**Task description:**
Look for the string "stack" in the material below. Copy every line where you find it.

**Information:**
· · · · · · ·
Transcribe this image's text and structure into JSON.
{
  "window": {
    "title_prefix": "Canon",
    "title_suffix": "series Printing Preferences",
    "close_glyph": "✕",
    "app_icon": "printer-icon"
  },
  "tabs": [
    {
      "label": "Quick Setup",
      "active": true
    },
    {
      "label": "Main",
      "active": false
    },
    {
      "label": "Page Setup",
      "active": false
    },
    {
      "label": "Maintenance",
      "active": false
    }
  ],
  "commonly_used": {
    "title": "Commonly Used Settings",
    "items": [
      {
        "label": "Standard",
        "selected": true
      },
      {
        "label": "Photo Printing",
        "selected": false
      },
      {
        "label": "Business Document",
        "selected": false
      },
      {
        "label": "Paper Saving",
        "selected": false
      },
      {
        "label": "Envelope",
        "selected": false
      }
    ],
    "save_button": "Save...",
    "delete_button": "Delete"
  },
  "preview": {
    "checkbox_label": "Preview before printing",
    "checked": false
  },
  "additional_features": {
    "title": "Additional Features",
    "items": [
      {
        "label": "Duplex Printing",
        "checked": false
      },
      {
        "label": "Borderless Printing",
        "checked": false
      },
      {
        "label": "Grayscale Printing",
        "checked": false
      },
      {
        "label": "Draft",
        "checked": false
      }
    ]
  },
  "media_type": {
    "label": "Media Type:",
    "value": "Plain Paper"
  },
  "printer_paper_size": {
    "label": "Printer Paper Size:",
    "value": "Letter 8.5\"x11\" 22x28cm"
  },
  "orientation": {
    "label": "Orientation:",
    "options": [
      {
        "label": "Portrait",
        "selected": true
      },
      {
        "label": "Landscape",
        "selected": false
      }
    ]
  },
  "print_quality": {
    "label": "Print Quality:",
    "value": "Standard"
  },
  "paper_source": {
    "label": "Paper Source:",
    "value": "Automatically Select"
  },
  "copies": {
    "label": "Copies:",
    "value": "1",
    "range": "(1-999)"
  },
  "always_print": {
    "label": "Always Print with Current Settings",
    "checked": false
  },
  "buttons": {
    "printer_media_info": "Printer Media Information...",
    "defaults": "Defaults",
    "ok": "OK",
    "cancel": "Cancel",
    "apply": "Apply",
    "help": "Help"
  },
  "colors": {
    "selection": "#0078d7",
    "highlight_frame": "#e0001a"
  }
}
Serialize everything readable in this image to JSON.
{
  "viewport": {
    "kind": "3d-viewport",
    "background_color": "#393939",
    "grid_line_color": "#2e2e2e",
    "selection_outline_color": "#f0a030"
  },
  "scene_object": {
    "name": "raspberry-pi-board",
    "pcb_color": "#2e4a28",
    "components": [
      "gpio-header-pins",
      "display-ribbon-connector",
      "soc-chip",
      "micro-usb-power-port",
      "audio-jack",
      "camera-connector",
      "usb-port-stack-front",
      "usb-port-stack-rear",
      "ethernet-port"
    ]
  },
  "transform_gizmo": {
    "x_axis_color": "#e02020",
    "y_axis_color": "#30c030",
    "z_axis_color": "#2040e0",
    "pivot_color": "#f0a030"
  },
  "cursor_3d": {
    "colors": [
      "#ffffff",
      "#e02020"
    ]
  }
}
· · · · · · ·
**Problem solution:**
      "usb-port-stack-front",
      "usb-port-stack-rear",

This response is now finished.